> [EXERCISE PROMPT]:
Give every entry again, word for word and in full.

> [ENTRIES PROVIDED]:
=====

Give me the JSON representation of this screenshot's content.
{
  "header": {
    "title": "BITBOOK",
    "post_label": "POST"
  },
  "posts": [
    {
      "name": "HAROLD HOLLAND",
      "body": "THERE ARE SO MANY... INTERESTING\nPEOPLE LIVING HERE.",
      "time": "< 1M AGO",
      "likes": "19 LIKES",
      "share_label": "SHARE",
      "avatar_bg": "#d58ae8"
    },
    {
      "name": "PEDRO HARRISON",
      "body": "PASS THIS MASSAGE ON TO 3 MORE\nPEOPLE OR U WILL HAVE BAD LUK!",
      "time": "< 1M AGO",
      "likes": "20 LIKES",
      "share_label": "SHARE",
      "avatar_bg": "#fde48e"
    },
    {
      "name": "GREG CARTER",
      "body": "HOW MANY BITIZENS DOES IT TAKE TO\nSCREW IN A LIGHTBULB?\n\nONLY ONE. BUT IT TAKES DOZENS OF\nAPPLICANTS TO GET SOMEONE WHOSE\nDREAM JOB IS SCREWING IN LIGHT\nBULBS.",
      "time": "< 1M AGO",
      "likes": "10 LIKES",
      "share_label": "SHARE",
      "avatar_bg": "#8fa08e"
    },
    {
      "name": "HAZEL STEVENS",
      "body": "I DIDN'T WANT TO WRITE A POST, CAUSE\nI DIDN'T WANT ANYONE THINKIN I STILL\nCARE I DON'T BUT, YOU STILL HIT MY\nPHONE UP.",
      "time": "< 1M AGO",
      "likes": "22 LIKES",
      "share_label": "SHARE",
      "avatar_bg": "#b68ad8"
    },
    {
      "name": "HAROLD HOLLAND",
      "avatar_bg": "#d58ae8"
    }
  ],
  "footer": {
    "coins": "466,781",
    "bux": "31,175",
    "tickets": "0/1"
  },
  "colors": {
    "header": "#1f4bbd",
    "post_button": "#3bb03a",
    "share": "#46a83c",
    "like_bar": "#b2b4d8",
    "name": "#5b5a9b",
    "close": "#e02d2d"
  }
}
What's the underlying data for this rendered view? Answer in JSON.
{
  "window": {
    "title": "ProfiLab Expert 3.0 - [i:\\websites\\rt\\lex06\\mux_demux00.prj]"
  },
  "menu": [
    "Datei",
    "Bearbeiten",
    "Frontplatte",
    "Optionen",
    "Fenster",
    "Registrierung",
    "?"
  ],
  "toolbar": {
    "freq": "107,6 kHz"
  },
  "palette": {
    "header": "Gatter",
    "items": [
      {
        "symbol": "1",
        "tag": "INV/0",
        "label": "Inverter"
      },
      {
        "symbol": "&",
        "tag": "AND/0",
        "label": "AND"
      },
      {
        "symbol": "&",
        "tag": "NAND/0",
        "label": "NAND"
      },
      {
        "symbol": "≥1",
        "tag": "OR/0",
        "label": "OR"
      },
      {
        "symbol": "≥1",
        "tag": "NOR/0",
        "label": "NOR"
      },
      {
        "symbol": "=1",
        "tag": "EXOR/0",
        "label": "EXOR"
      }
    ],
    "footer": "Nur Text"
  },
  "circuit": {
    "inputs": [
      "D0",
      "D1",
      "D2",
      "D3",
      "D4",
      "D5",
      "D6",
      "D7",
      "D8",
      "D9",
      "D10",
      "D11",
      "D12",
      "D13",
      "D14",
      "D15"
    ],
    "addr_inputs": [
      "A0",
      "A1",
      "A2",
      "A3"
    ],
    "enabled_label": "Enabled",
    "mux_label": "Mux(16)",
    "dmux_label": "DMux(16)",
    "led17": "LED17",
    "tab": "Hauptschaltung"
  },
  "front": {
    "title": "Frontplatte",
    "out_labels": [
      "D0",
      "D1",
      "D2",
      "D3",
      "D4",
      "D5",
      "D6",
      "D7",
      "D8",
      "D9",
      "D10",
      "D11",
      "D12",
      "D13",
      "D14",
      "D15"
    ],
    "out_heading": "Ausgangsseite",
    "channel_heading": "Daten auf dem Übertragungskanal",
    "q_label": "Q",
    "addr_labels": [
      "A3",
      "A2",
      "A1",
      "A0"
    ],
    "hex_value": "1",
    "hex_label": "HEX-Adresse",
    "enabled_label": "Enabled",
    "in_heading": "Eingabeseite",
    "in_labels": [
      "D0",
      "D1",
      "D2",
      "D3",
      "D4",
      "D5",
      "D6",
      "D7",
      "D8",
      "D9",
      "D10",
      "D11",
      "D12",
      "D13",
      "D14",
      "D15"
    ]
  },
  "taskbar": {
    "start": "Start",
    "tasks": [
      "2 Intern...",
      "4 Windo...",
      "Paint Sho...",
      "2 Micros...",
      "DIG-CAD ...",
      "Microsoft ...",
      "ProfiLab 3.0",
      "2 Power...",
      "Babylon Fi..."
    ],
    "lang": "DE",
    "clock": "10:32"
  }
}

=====

> [EXERCISE RESULT]:
Give me the JSON representation of this screenshot's content.
{
  "header": {
    "title": "BITBOOK",
    "post_label": "POST"
  },
  "posts": [
    {
      "name": "HAROLD HOLLAND",
      "body": "THERE ARE SO MANY... INTERESTING\nPEOPLE LIVING HERE.",
      "time": "< 1M AGO",
      "likes": "19 LIKES",
      "share_label": "SHARE",
      "avatar_bg": "#d58ae8"
    },
    {
      "name": "PEDRO HARRISON",
      "body": "PASS THIS MASSAGE ON TO 3 MORE\nPEOPLE OR U WILL HAVE BAD LUK!",
      "time": "< 1M AGO",
      "likes": "20 LIKES",
      "share_label": "SHARE",
      "avatar_bg": "#fde48e"
    },
    {
      "name": "GREG CARTER",
      "body": "HOW MANY BITIZENS DOES IT TAKE TO\nSCREW IN A LIGHTBULB?\n\nONLY ONE. BUT IT TAKES DOZENS OF\nAPPLICANTS TO GET SOMEONE WHOSE\nDREAM JOB IS SCREWING IN LIGHT\nBULBS.",
      "time": "< 1M AGO",
      "likes": "10 LIKES",
      "share_label": "SHARE",
      "avatar_bg": "#8fa08e"
    },
    {
      "name": "HAZEL STEVENS",
      "body": "I DIDN'T WANT TO WRITE A POST, CAUSE\nI DIDN'T WANT ANYONE THINKIN I STILL\nCARE I DON'T BUT, YOU STILL HIT MY\nPHONE UP.",
      "time": "< 1M AGO",
      "likes": "22 LIKES",
      "share_label": "SHARE",
      "avatar_bg": "#b68ad8"
    },
    {
      "name": "HAROLD HOLLAND",
      "avatar_bg": "#d58ae8"
    }
  ],
  "footer": {
    "coins": "466,781",
    "bux": "31,175",
    "tickets": "0/1"
  },
  "colors": {
    "header": "#1f4bbd",
    "post_button": "#3bb03a",
    "share": "#46a83c",
    "like_bar": "#b2b4d8",
    "name": "#5b5a9b",
    "close": "#e02d2d"
  }
}
What's the underlying data for this rendered view? Answer in JSON.
{
  "window": {
    "title": "ProfiLab Expert 3.0 - [i:\\websites\\rt\\lex06\\mux_demux00.prj]"
  },
  "menu": [
    "Datei",
    "Bearbeiten",
    "Frontplatte",
    "Optionen",
    "Fenster",
    "Registrierung",
    "?"
  ],
  "toolbar": {
    "freq": "107,6 kHz"
  },
  "palette": {
    "header": "Gatter",
    "items": [
      {
        "symbol": "1",
        "tag": "INV/0",
        "label": "Inverter"
      },
      {
        "symbol": "&",
        "tag": "AND/0",
        "label": "AND"
      },
      {
        "symbol": "&",
        "tag": "NAND/0",
        "label": "NAND"
      },
      {
        "symbol": "≥1",
        "tag": "OR/0",
        "label": "OR"
      },
      {
        "symbol": "≥1",
        "tag": "NOR/0",
        "label": "NOR"
      },
      {
        "symbol": "=1",
        "tag": "EXOR/0",
        "label": "EXOR"
      }
    ],
    "footer": "Nur Text"
  },
  "circuit": {
    "inputs": [
      "D0",
      "D1",
      "D2",
      "D3",
      "D4",
      "D5",
      "D6",
      "D7",
      "D8",
      "D9",
      "D10",
      "D11",
      "D12",
      "D13",
      "D14",
      "D15"
    ],
    "addr_inputs": [
      "A0",
      "A1",
      "A2",
      "A3"
    ],
    "enabled_label": "Enabled",
    "mux_label": "Mux(16)",
    "dmux_label": "DMux(16)",
    "led17": "LED17",
    "tab": "Hauptschaltung"
  },
  "front": {
    "title": "Frontplatte",
    "out_labels": [
      "D0",
      "D1",
      "D2",
      "D3",
      "D4",
      "D5",
      "D6",
      "D7",
      "D8",
      "D9",
      "D10",
      "D11",
      "D12",
      "D13",
      "D14",
      "D15"
    ],
    "out_heading": "Ausgangsseite",
    "channel_heading": "Daten auf dem Übertragungskanal",
    "q_label": "Q",
    "addr_labels": [
      "A3",
      "A2",
      "A1",
      "A0"
    ],
    "hex_value": "1",
    "hex_label": "HEX-Adresse",
    "enabled_label": "Enabled",
    "in_heading": "Eingabeseite",
    "in_labels": [
      "D0",
      "D1",
      "D2",
      "D3",
      "D4",
      "D5",
      "D6",
      "D7",
      "D8",
      "D9",
      "D10",
      "D11",
      "D12",
      "D13",
      "D14",
      "D15"
    ]
  },
  "taskbar": {
    "start": "Start",
    "tasks": [
      "2 Intern...",
      "4 Windo...",
      "Paint Sho...",
      "2 Micros...",
      "DIG-CAD ...",
      "Microsoft ...",
      "ProfiLab 3.0",
      "2 Power...",
      "Babylon Fi..."
    ],
    "lang": "DE",
    "clock": "10:32"
  }
}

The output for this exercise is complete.